Portrait of the Artist as a Graying Adolescent
                         with apologies to Ogden Nash

It was my father who first told me, when I was a boy as yet unschooled in
      biology, but curious about why the bee buzzes and the bird sings
That they all seek for one of three things.
First of course is the propensity to look out for numero uno, which
      biologists dignify by calling self-preservation,
And under this guise is much behavior excused, even if it doesn't earn our
      adulation.
(We may not be moved to tears by the heartfelt political entreaties of Ross
      Perot and Steven Forbes,
But at least we recognize that motives like theirs are what make the world go
      'round and keep the planets in their orbs.)
Second is the desire to send copies of oneself into the world, which, when
      phrased thusly, seems hardly less egotistical, and yet is separately
      classed as the instinct for procreation.
And this we deem more worthy, perhaps because it supports such virtues as
      nurturance and education.
(You may wonder why parents thus moved to care for their children are so
      often seen beating them,
Until the famished behavior of fish and rodents reminds you to be grateful
      human parents are so rarely found eating them.)
Still, it is only the third motive to which we are likely to respond with
      praise that is wholly sincere and not facetious -
And that is the good of the whole, wide specius.

Now, the greedy pursuit of selfish pleasure has been around a long time and
      has led to travesty and injustice, which has inspired every religion
      and every moral code to counsel its eschewing;
Yet it is the yen to multiply that may be our collective undoing.
Despite the bill of goods about perpetual growth, (which we really knew
      better all along than to believe when they sold us),
It would be an unpleasant experience for us all if we should cross into that
      regime where the great, bountiful earth can no longer hold us.
And the very fact of our success in the evolutionary competition, in which,
      after four million years, we have emerged on top
Is evidence that we are better reproducers than knowers when-to-stop.
Now, given this dire situation, you and I and other quite reasonable people
      might be forgiven if we are sometimes tempted to try countering
      motivation number two with appeals to number three,
Presuming, of course, that the collective consequences of individual actions
      are something that everyone should be able to see.
But when we do, we come up smack against the moral relativism which, after
      all, our liberal mentors of a generation ago were the ones to foster
And we find ourselves regarded by our own intellectual kin as some kind of
      impostor.
It seems that much of our species's accumulated wisdom concerning fertility,
      compiled, as it was, over the eons during which our survival was a
      question more pressing than running out of space,  
Now only compounds the greatest peril of our race.
For since the time that individuals first joined together in civilizations,
      the act of reproduction has been regarded not just as a right but as an
      obligation;
And reversing a cultural fixture with such deep roots may not be accomplished
      by the modest force of logic, or even our most ardent exhortation.
While moralizing, grandstanding, invoking fire and brimstone and the horsemen
      of the apocalypse may seem like lots of fun,
We're most effective when we appeal to number one.
All our sermons about saving the planet are received, in a pluralistic
      society, as just one more moral perspective, which puts us in direct
      competition with the Pope.
Harnessing self-interest may be our best hope.
Surely we can find ways to reward the bachelor and the spinster, adoptive
      parents, lesbians and gays,
Adapting the rules so that their behavior pays.
Even if we're just a wee bit disappointed that all our admonitions and grand
      principles, expressed in panel discussions and editorials, disseminated
      through phone calls, emails, digital media and fax mode,
Are reduced to suggestions about the tax code.
Still, we can hardly complain when it is objected that our hortatory
      deportment makes us sound like jerks,
So long as we find something else that works.

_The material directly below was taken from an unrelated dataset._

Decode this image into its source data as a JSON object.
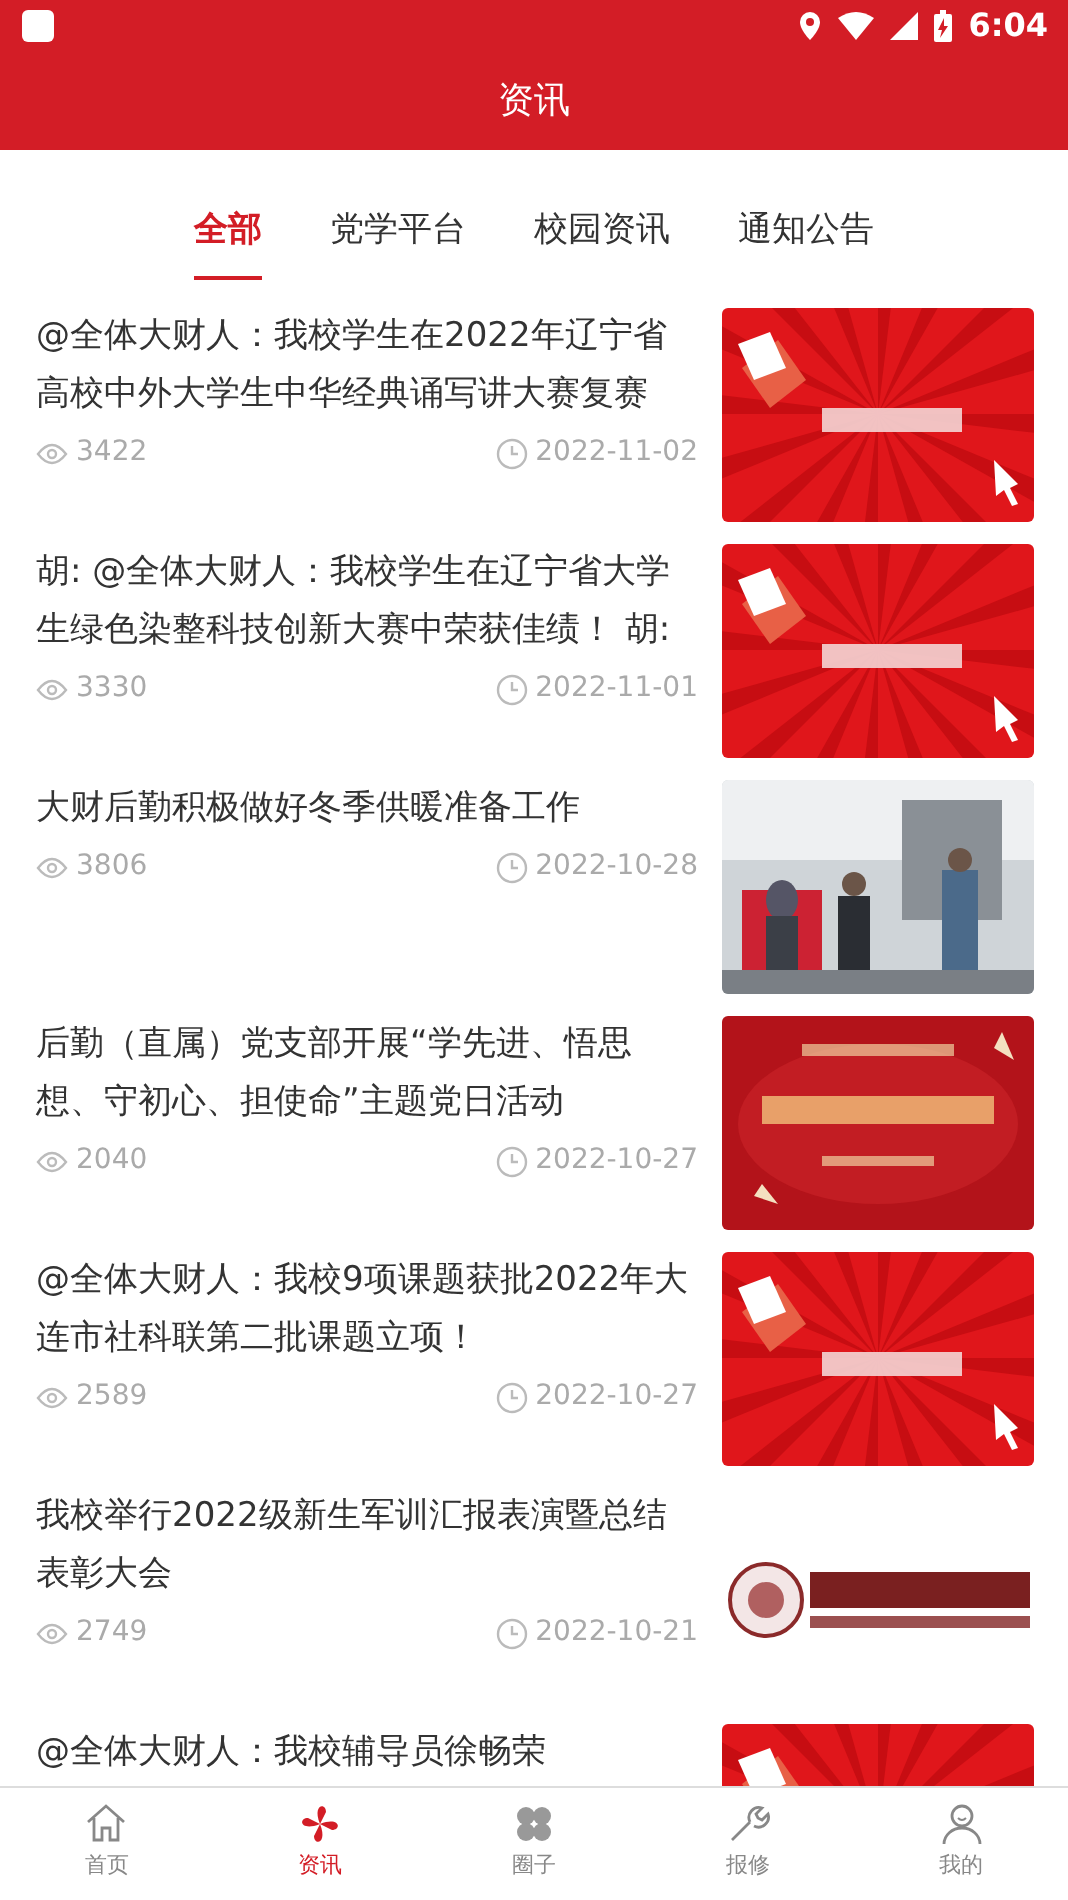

Whatever we do, we must make sure
That our policies reward moderate family size and motivate parental
      responsibility, but don't punish children by making them poor.

This sort of thinking has led me finally to conclude that humanity's deepest
      problems can only be fixed
By exploiting motivations that are mixed.
I've descended from ethereal discussions in realms both rarefied and exalted,
To a very un-sexy idea with which the population race might actually be
      halted.

                                    - Josh Mitteldorf, 4/00